**Exercise instructions:**
Every record below needs to be retyped exactly as it appears.

**Input data:**
-------------------------
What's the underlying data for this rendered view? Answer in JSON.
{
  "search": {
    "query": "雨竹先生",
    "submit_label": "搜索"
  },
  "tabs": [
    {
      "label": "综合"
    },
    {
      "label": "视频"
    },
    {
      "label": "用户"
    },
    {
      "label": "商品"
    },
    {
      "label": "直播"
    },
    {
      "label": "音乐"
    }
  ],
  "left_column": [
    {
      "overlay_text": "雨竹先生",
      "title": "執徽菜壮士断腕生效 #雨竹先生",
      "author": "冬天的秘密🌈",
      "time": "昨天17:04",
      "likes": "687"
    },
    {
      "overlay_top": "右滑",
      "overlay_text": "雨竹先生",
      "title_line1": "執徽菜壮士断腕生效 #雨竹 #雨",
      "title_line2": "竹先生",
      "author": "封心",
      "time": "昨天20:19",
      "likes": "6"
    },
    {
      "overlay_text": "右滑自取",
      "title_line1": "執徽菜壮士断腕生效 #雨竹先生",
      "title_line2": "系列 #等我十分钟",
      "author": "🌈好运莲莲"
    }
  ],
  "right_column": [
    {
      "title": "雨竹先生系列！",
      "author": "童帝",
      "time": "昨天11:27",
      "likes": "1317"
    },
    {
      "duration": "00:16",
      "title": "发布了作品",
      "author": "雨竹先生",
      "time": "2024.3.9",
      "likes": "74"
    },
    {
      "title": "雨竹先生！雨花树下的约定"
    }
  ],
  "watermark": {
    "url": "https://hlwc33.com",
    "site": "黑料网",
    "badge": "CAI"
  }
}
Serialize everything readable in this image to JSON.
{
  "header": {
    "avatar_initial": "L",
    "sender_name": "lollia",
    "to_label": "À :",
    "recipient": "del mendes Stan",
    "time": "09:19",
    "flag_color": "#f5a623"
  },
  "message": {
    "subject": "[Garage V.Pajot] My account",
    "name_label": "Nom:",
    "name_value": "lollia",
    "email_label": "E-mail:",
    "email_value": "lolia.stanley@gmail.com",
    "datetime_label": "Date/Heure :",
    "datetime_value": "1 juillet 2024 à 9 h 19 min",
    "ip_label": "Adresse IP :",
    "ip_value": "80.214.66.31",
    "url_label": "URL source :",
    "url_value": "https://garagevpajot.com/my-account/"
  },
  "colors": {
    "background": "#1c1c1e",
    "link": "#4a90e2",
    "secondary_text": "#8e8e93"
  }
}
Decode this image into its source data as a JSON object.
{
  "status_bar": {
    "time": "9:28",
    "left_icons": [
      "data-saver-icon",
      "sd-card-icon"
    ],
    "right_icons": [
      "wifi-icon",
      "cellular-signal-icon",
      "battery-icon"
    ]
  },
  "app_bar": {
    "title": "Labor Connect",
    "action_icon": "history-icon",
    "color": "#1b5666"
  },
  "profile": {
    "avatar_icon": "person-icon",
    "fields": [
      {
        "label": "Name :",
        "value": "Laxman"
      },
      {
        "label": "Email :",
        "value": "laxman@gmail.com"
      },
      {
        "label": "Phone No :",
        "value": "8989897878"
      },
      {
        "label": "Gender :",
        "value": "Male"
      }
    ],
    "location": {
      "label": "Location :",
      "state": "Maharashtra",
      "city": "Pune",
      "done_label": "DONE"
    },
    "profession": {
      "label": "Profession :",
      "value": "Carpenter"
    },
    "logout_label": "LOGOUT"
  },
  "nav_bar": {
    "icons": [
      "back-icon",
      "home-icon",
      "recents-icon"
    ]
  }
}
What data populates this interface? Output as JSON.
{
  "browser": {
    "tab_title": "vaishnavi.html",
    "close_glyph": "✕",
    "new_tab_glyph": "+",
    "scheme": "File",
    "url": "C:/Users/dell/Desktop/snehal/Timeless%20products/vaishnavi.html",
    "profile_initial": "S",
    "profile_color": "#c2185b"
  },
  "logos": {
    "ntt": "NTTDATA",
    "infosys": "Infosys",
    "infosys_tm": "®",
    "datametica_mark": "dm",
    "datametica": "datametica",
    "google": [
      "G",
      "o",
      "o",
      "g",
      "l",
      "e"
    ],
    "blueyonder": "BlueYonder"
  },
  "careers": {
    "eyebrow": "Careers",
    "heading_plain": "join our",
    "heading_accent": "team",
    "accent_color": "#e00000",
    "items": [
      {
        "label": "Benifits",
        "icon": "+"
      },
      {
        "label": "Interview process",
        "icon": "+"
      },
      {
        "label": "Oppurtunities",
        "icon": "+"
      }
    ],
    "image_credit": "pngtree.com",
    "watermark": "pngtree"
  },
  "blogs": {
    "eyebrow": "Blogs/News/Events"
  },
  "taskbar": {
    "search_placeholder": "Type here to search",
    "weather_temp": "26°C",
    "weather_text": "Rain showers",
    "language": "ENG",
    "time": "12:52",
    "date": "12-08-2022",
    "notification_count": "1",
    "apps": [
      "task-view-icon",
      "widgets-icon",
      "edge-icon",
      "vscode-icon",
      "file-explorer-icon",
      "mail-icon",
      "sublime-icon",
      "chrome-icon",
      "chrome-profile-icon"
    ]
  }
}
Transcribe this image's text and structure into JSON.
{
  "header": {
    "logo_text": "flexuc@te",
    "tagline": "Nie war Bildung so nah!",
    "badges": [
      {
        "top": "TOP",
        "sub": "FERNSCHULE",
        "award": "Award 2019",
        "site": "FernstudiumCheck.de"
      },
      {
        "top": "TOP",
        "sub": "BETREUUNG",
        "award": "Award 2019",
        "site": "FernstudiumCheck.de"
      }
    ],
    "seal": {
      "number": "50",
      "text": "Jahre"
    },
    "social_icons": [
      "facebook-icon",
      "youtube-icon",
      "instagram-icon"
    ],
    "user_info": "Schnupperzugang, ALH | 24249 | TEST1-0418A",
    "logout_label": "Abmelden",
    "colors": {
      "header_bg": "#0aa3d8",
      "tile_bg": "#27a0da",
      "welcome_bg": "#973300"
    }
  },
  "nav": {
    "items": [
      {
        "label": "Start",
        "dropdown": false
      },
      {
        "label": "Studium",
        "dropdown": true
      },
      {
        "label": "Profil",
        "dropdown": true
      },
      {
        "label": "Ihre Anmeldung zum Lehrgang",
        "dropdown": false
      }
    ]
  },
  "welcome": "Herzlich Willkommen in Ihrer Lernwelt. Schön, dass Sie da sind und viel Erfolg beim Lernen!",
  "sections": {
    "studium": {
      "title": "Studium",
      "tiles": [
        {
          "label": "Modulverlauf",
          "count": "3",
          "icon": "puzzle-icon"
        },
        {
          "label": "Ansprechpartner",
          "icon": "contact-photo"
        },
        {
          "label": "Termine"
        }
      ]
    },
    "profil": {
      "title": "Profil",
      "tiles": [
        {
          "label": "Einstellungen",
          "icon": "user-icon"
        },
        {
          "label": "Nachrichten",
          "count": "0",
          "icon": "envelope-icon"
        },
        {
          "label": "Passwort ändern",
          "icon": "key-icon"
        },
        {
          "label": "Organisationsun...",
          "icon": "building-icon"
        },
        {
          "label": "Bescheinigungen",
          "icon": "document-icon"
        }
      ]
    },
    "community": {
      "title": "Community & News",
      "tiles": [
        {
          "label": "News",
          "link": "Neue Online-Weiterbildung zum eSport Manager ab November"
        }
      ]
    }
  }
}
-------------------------
**Exercise answer:**
What's the underlying data for this rendered view? Answer in JSON.
{
  "search": {
    "query": "雨竹先生",
    "submit_label": "搜索"
  },
  "tabs": [
    {
      "label": "综合"
    },
    {
      "label": "视频"
    },
    {
      "label": "用户"
    },
    {
      "label": "商品"
    },
    {
      "label": "直播"
    },
    {
      "label": "音乐"
    }
  ],
  "left_column": [
    {
      "overlay_text": "雨竹先生",
      "title": "執徽菜壮士断腕生效 #雨竹先生",
      "author": "冬天的秘密🌈",
      "time": "昨天17:04",
      "likes": "687"
    },
    {
      "overlay_top": "右滑",
      "overlay_text": "雨竹先生",
      "title_line1": "執徽菜壮士断腕生效 #雨竹 #雨",
      "title_line2": "竹先生",
      "author": "封心",
      "time": "昨天20:19",
      "likes": "6"
    },
    {
      "overlay_text": "右滑自取",
      "title_line1": "執徽菜壮士断腕生效 #雨竹先生",
      "title_line2": "系列 #等我十分钟",
      "author": "🌈好运莲莲"
    }
  ],
  "right_column": [
    {
      "title": "雨竹先生系列！",
      "author": "童帝",
      "time": "昨天11:27",
      "likes": "1317"
    },
    {
      "duration": "00:16",
      "title": "发布了作品",
      "author": "雨竹先生",
      "time": "2024.3.9",
      "likes": "74"
    },
    {
      "title": "雨竹先生！雨花树下的约定"
    }
  ],
  "watermark": {
    "url": "https://hlwc33.com",
    "site": "黑料网",
    "badge": "CAI"
  }
}
Serialize everything readable in this image to JSON.
{
  "header": {
    "avatar_initial": "L",
    "sender_name": "lollia",
    "to_label": "À :",
    "recipient": "del mendes Stan",
    "time": "09:19",
    "flag_color": "#f5a623"
  },
  "message": {
    "subject": "[Garage V.Pajot] My account",
    "name_label": "Nom:",
    "name_value": "lollia",
    "email_label": "E-mail:",
    "email_value": "lolia.stanley@gmail.com",
    "datetime_label": "Date/Heure :",
    "datetime_value": "1 juillet 2024 à 9 h 19 min",
    "ip_label": "Adresse IP :",
    "ip_value": "80.214.66.31",
    "url_label": "URL source :",
    "url_value": "https://garagevpajot.com/my-account/"
  },
  "colors": {
    "background": "#1c1c1e",
    "link": "#4a90e2",
    "secondary_text": "#8e8e93"
  }
}
Decode this image into its source data as a JSON object.
{
  "status_bar": {
    "time": "9:28",
    "left_icons": [
      "data-saver-icon",
      "sd-card-icon"
    ],
    "right_icons": [
      "wifi-icon",
      "cellular-signal-icon",
      "battery-icon"
    ]
  },
  "app_bar": {
    "title": "Labor Connect",
    "action_icon": "history-icon",
    "color": "#1b5666"
  },
  "profile": {
    "avatar_icon": "person-icon",
    "fields": [
      {
        "label": "Name :",
        "value": "Laxman"
      },
      {
        "label": "Email :",
        "value": "laxman@gmail.com"
      },
      {
        "label": "Phone No :",
        "value": "8989897878"
      },
      {
        "label": "Gender :",
        "value": "Male"
      }
    ],
    "location": {
      "label": "Location :",
      "state": "Maharashtra",
      "city": "Pune",
      "done_label": "DONE"
    },
    "profession": {
      "label": "Profession :",
      "value": "Carpenter"
    },
    "logout_label": "LOGOUT"
  },
  "nav_bar": {
    "icons": [
      "back-icon",
      "home-icon",
      "recents-icon"
    ]
  }
}
What data populates this interface? Output as JSON.
{
  "browser": {
    "tab_title": "vaishnavi.html",
    "close_glyph": "✕",
    "new_tab_glyph": "+",
    "scheme": "File",
    "url": "C:/Users/dell/Desktop/snehal/Timeless%20products/vaishnavi.html",
    "profile_initial": "S",
    "profile_color": "#c2185b"
  },
  "logos": {
    "ntt": "NTTDATA",
    "infosys": "Infosys",
    "infosys_tm": "®",
    "datametica_mark": "dm",
    "datametica": "datametica",
    "google": [
      "G",
      "o",
      "o",
      "g",
      "l",
      "e"
    ],
    "blueyonder": "BlueYonder"
  },
  "careers": {
    "eyebrow": "Careers",
    "heading_plain": "join our",
    "heading_accent": "team",
    "accent_color": "#e00000",
    "items": [
      {
        "label": "Benifits",
        "icon": "+"
      },
      {
        "label": "Interview process",
        "icon": "+"
      },
      {
        "label": "Oppurtunities",
        "icon": "+"
      }
    ],
    "image_credit": "pngtree.com",
    "watermark": "pngtree"
  },
  "blogs": {
    "eyebrow": "Blogs/News/Events"
  },
  "taskbar": {
    "search_placeholder": "Type here to search",
    "weather_temp": "26°C",
    "weather_text": "Rain showers",
    "language": "ENG",
    "time": "12:52",
    "date": "12-08-2022",
    "notification_count": "1",
    "apps": [
      "task-view-icon",
      "widgets-icon",
      "edge-icon",
      "vscode-icon",
      "file-explorer-icon",
      "mail-icon",
      "sublime-icon",
      "chrome-icon",
      "chrome-profile-icon"
    ]
  }
}
Transcribe this image's text and structure into JSON.
{
  "header": {
    "logo_text": "flexuc@te",
    "tagline": "Nie war Bildung so nah!",
    "badges": [
      {
        "top": "TOP",
        "sub": "FERNSCHULE",
        "award": "Award 2019",
        "site": "FernstudiumCheck.de"
      },
      {
        "top": "TOP",
        "sub": "BETREUUNG",
        "award": "Award 2019",
        "site": "FernstudiumCheck.de"
      }
    ],
    "seal": {
      "number": "50",
      "text": "Jahre"
    },
    "social_icons": [
      "facebook-icon",
      "youtube-icon",
      "instagram-icon"
    ],
    "user_info": "Schnupperzugang, ALH | 24249 | TEST1-0418A",
    "logout_label": "Abmelden",
    "colors": {
      "header_bg": "#0aa3d8",
      "tile_bg": "#27a0da",
      "welcome_bg": "#973300"
    }
  },
  "nav": {
    "items": [
      {
        "label": "Start",
        "dropdown": false
      },
      {
        "label": "Studium",
        "dropdown": true
      },
      {
        "label": "Profil",
        "dropdown": true
      },
      {
        "label": "Ihre Anmeldung zum Lehrgang",
        "dropdown": false
      }
    ]
  },
  "welcome": "Herzlich Willkommen in Ihrer Lernwelt. Schön, dass Sie da sind und viel Erfolg beim Lernen!",
  "sections": {
    "studium": {
      "title": "Studium",
      "tiles": [
        {
          "label": "Modulverlauf",
          "count": "3",
          "icon": "puzzle-icon"
        },
        {
          "label": "Ansprechpartner",
          "icon": "contact-photo"
        },
        {
          "label": "Termine"
        }
      ]
    },
    "profil": {
      "title": "Profil",
      "tiles": [
        {
          "label": "Einstellungen",
          "icon": "user-icon"
        },
        {
          "label": "Nachrichten",
          "count": "0",
          "icon": "envelope-icon"
        },
        {
          "label": "Passwort ändern",
          "icon": "key-icon"
        },
        {
          "label": "Organisationsun...",
          "icon": "building-icon"
        },
        {
          "label": "Bescheinigungen",
          "icon": "document-icon"
        }
      ]
    },
    "community": {
      "title": "Community & News",
      "tiles": [
        {
          "label": "News",
          "link": "Neue Online-Weiterbildung zum eSport Manager ab November"
        }
      ]
    }
  }
}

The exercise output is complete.